Did you know that when you experience HawkQuest’s birds of prey demonstration, an art exhibit by the Roxborough Arts Council, or a performance by the Highlands Ranch Concert Band, you are benefiting directly from the Scientific and Cultural Facilities District (SCFD) at work in your community?
In support of these local organizations and more, $850,436 in Tier III, County SCFD funds were distributed on Oct. 22 by the Board of Douglas County Commissioners to 56 SCFD-eligible, arts, culture, science and heritage nonprofit organizations, including 12 Douglas County-based organizations, all of which will deliver cultural and science programming to Douglas County citizens.
“I am grateful these citizen-approved funds are available to bring cultural opportunities to our community,” said County Commissioner Lora Thomas. “The organizations awarded SCFD grants are helping to strengthen the cultural vitality of Douglas County and contributing to our quality of life.
The 12 Douglas County-based organizations — receiving $474,412 of the total funds distributed (approximately 56 percent) — include: Cherokee Ranch and Castle Foundation, David Taylor’s Zikr Dance Ensemble, Inc., Denver Concert Band, Inc., HawkQuest, Highlands Ranch Concert Band, Highlands Ranch Cultural Affairs Association, Highlands Ranch Historical Society, Lamb Spring Archeological Preserve, Lone Tree Symphony Orchestra, Roxborough Arts Council, South Suburban Community Orchestra and St. Luke’s Performing Arts Academy. The additional 44 recipients funded offer programming in Douglas County or invite residents to their on-site facility or event.
Recipients of Tier III, County SCFD funds are first evaluated through the SCFD eligibility process. Once eligible, they apply for funding through the formal SCFD grant process. This process ensures that all organizations meet specific criteria, as outlined in the SCFD state statute. At the County level, grants are evaluated by the statutorily-required Douglas County Cultural Council who determines the annual distribution via a funding plan. The funding plan is then sent to and evaluated by the Board of Douglas County Commissioners for approval, after which the funding plans are presented to the SCFD Board of Directors.
Denver Metro area voters created the seven-county SCFD in 1988 to ensure public access to the arts and sciences through public financial support for scientific and cultural organizations. It was most recently renewed by voters in 2016. Each year, SCFD helps fund nearly 300 area organizations via the collection of a 0.1 percent voter-approved retail sales and use tax. The district-wide tax equates to one cent collected on every $10 spent.

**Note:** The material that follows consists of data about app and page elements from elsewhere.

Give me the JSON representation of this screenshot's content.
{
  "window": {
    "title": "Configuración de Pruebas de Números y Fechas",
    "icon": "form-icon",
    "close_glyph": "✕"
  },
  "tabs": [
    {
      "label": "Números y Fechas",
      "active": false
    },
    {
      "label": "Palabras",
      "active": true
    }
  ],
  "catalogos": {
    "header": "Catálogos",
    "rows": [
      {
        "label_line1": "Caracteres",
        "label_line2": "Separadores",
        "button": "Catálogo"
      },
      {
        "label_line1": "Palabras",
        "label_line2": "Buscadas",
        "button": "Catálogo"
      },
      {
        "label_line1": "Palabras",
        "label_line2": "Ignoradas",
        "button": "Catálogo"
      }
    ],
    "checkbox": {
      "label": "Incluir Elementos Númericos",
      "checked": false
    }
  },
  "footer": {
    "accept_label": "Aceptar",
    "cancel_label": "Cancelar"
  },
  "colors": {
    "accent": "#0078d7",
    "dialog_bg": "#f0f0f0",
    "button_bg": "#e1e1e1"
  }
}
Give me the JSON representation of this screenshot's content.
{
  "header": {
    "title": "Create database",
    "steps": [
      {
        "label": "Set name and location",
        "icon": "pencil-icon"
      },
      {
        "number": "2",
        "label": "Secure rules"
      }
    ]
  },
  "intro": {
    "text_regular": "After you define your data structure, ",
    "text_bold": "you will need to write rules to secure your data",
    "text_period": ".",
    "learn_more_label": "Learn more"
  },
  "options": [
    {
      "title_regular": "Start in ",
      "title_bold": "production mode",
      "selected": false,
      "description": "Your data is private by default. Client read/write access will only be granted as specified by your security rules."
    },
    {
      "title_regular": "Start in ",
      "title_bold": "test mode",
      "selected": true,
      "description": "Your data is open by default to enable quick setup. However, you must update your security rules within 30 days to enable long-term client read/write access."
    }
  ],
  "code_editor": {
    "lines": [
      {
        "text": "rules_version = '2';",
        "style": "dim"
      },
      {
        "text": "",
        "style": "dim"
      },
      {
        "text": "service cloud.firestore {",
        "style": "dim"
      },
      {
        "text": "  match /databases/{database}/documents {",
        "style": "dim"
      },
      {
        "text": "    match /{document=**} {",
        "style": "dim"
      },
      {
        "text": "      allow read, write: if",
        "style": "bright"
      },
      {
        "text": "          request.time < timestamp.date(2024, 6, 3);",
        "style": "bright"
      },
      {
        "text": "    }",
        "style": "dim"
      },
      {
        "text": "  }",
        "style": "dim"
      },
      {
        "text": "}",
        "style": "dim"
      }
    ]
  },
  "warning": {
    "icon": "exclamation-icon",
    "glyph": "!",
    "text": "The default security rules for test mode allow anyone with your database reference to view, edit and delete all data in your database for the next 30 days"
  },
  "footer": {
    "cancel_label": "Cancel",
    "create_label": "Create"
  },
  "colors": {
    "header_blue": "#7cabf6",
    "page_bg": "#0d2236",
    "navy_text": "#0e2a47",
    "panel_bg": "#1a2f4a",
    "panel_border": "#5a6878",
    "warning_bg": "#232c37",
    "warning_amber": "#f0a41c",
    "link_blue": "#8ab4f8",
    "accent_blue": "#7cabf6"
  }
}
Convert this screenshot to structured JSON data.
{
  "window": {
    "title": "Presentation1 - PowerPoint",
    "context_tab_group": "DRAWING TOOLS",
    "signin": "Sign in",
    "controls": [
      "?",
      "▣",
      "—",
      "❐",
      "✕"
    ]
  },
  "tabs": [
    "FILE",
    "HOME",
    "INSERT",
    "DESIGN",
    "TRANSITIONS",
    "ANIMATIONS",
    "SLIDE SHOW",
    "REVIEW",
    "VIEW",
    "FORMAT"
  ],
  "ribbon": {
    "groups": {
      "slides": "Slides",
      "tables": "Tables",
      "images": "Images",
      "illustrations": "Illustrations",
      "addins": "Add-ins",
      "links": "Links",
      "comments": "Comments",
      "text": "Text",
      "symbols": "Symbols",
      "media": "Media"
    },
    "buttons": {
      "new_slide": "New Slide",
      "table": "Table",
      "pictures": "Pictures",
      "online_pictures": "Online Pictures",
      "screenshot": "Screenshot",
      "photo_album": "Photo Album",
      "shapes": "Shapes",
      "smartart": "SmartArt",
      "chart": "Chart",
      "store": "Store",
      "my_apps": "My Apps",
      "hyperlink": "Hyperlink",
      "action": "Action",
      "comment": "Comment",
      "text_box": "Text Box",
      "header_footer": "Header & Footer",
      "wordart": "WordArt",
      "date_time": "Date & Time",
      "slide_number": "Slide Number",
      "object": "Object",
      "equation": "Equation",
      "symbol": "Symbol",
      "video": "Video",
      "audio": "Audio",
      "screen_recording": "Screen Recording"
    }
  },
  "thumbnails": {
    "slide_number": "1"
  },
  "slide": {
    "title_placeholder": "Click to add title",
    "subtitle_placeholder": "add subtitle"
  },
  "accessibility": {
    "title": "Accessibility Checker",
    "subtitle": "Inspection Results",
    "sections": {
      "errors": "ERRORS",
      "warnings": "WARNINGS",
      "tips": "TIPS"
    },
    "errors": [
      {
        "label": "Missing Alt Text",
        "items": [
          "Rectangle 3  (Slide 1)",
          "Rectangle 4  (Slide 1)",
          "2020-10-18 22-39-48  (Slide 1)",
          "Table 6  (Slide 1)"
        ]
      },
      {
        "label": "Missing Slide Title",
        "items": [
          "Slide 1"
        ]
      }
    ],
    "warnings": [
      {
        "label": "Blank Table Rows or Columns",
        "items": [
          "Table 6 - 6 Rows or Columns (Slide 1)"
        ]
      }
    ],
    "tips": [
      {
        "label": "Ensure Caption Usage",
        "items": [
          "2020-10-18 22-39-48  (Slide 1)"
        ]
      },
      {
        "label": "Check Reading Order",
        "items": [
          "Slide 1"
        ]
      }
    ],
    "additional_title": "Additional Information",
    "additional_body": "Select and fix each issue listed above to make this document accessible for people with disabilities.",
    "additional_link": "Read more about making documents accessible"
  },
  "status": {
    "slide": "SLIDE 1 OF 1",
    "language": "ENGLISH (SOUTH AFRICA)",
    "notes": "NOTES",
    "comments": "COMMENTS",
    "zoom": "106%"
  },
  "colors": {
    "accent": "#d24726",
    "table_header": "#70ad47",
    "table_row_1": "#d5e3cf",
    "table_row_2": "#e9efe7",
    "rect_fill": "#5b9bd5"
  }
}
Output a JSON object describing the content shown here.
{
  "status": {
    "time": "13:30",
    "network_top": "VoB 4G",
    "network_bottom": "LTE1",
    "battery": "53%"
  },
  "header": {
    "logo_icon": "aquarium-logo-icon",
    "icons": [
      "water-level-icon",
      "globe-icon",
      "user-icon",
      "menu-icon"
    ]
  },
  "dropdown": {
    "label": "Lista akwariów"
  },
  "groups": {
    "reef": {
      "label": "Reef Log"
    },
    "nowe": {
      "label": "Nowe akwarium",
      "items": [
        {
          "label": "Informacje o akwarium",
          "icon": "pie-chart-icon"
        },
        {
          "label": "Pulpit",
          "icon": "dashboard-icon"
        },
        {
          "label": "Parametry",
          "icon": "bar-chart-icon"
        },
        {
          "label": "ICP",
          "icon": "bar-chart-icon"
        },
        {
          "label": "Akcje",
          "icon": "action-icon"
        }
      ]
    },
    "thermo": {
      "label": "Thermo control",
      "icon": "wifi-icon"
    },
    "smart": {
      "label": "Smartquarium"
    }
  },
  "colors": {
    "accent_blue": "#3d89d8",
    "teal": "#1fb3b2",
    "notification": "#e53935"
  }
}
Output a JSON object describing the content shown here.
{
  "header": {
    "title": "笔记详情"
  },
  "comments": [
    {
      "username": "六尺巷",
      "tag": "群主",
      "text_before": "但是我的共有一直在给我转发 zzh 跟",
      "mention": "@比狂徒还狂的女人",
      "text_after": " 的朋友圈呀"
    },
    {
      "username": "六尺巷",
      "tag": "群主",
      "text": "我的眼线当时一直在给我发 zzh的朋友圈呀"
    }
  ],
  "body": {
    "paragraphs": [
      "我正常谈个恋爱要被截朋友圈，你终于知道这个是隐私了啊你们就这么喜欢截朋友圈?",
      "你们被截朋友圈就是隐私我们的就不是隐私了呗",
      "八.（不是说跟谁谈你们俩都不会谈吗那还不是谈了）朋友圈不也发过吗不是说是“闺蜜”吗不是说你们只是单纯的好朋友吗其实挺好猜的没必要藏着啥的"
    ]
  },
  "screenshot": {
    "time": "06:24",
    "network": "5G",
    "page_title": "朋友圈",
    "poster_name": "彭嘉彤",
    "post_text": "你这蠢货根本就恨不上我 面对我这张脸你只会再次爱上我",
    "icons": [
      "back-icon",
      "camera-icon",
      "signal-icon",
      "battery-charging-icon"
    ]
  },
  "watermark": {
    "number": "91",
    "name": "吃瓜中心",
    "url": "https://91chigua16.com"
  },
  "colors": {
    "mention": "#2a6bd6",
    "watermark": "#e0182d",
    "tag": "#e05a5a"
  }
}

For more information about the Scientific and Cultural Facilities District, please visit the SCFD website at www.scfd.org